Pfizer's oncology business is driven, first and foremost, by Ibrance (palbociclib), a CDK 4/6 inhibitor approved for a specific type of metastatic breast cancer. Over the first six months of 2018, sales of the medicine earned just shy of $2 billion, or about 56% of Pfizer's overall cancer drug sales.
Outside of Ibrance, though, Pfizer arrived late in immuno-oncology and widely trails market leaders Merck & Co, Bristol-Myers Squibb and Roche. Its immunotherapy Bavencio (aveluamb), developed in partnership with Merck KGaA, remains limited to a small indication for a type of skin cancer.
Pfizer's ambitions are broader, however, and targeted cancer therapies like Vizimpro (dacomitinib) are an important avenue for growth.

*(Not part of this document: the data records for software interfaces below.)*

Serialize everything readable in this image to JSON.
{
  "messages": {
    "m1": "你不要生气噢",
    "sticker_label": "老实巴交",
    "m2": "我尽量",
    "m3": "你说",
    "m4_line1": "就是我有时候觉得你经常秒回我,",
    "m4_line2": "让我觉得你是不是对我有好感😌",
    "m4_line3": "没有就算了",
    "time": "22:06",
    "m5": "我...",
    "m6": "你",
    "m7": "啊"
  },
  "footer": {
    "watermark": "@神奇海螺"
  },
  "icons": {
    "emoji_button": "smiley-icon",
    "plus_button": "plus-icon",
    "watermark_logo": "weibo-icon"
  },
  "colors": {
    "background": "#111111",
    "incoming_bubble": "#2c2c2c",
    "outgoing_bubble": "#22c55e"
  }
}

In the broader cancer market, for example, Merck & Co.'s Keytruda (pembrolizumab) has quickly become a standard initial therapy for most non-small cell lung cancer (NSCLC) patients. For those individuals with EGFR or ALK mutations, however, physicians still look to targeted therapies aimed at just those types of tumors.
Pfizer already sells Xalkori (crizotinib) for ALK- and ROS1-mutated NSCLC and can now offer Vizimpro for lung cancers with EGFR alterations. It's also developing lorlatinib, which targets ALK and ROS1 mutations as well. An FDA decision on the drug, expected in August, is now due sometime in November.
Vizimpro will carry a list price of $12,400 per month and will be available by mid-October, the company said.
The 452-patient study supporting Vizimpro's approval, called ARCHER 1050, showed the drug to reduce the relative risk of disease progression or death by 41% versus Iressa (geftinib). Median progression-free survival reached 14.7 months for Vizimpro, versus 9.2 months for Iressa.
That efficacy did come with substantial side effects, though. Almost 90% of patients on the drug experienced diarrhea and nearly 70% developed rashes. Twenty seven percent of patients had a serious adverse event.
Approval puts Vizimpro into competition not only with Iressa, but also AstraZeneca's Tagrisso (osimertinib) and Roche and Astellas' Tarceva (erlotinib).
Vizimpro, Iressa and Tarceva all target EGFR mutations involving exon 19 deletions or exon 21 substitutions. Tagrisso initially received approval to treat NSCLC involving another mutation known as T790M, and more recently won an OK for first-line treatment of tumors with those same exon deletions or exon substitutions.
AstraZeneca recently secured a first-line approval for Tagrisso and sales have grown quickly, totaling $760 million in sales over the first half of 2018.
Editor's note: This article was updated to clarify Tagrisso's approved indication.